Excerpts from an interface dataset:
____________________

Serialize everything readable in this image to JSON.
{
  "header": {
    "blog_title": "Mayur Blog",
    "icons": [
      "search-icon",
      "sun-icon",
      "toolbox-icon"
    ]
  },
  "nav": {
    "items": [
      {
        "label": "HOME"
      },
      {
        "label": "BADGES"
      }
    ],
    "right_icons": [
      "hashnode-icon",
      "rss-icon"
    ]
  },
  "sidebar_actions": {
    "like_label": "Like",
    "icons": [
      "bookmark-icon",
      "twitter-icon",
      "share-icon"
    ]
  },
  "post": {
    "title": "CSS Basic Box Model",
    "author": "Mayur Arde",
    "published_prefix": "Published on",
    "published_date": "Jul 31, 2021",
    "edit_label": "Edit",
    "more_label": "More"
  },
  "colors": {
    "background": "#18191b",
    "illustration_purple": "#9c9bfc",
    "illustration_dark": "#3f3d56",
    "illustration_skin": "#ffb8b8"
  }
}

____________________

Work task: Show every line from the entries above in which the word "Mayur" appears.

Written solution:
    "blog_title": "Mayur Blog",
    "author": "Mayur Arde",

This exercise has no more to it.